Here’s a great set of pictures for math teachers and other pi fans, found at NETWORKWORLDPi plate wikipedia
This year Pi Day is special, because it happens on 3/14/15, and the decimal representation of pi is 3.1415 . . .
Some folks are calling it Pi Day of the Century – we’ll see.
Dec 292014
 

This is a great exercise for Common Core Geometry instruction in the area of transformations.

HINT: highlight a slider’s button, then use your cursor keys for fine adjustment; play around with the numbers to get pleasing shapes.

Use slider n for number of iterations
Use slider r for rotation in 0.001 increments
Use slider d for dilation in 0.001 increments
Build command structure in 3 steps:
Enter Dilate[poly1, d^i], where i = 1, 2, 3 to find pattern
Enter Rotate[Dilate[poly1, d^i], i r π], where i = 1, 2, 3 to find pattern
Enter Sequence[Rotate[Dilate[poly1, d^i], i r π], i, 1, n, 1]
This Sequence command should work for all polygons.

The downloadable file can be found here.

My other GeoGebraTube apps can be found here.

Dec 292014
 

Number of diagonals in a polygon:
If n = number of vertex points, then D = number of diagonals = n(n-3)/2.
Slider n controls the number as well as the color.
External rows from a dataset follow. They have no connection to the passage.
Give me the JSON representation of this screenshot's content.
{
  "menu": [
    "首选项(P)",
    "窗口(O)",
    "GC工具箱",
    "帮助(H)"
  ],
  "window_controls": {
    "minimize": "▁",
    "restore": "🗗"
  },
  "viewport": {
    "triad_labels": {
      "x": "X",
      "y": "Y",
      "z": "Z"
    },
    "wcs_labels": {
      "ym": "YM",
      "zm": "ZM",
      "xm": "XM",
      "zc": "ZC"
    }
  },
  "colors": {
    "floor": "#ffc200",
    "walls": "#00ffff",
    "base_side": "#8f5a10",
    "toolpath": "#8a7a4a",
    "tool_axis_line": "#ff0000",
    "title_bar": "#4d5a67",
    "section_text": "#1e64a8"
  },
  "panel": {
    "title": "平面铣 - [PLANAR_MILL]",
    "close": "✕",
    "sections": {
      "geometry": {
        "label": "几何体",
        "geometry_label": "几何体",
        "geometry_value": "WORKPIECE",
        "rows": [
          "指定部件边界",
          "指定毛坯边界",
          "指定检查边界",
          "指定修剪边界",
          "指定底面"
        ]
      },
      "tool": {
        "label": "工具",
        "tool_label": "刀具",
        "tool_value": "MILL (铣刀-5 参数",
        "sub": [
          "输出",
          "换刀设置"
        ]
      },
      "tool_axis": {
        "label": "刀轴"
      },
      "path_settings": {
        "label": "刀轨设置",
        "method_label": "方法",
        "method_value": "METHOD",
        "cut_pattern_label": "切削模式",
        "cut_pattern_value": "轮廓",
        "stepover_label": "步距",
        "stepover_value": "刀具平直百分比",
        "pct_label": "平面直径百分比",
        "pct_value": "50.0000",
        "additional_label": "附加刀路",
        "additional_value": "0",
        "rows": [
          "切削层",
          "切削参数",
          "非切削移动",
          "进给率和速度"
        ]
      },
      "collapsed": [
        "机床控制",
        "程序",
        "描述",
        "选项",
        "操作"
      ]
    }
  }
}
In the Advanced tab,
Red = n / 36, Green = 1 – n / 36, and Blue = 0, so the color changes from Green
to Red as the number of sides moves from 3 to 36.
reference: I modified sonom’s idea from http://tube.geogebra.org/material/show/id/137056

The downloadable file can be found here.

My other GeoGebraTube apps can be found here.

Dec 292014
 

An epitrochoid is the path traced by a point on a circle (M)
that travels on the outside of another circle (E).
This can be used to model the path of the Moon (M) in orbit around the Earth (E).
There are about 13.3 revolutions(n) of the Moon about the Earth in one year.
-credit-Malin Christersson-http://www.geogebratube.org/material/show/id/87141

The downloadable file can be found here.

My other GeoGebraTube apps can be found here.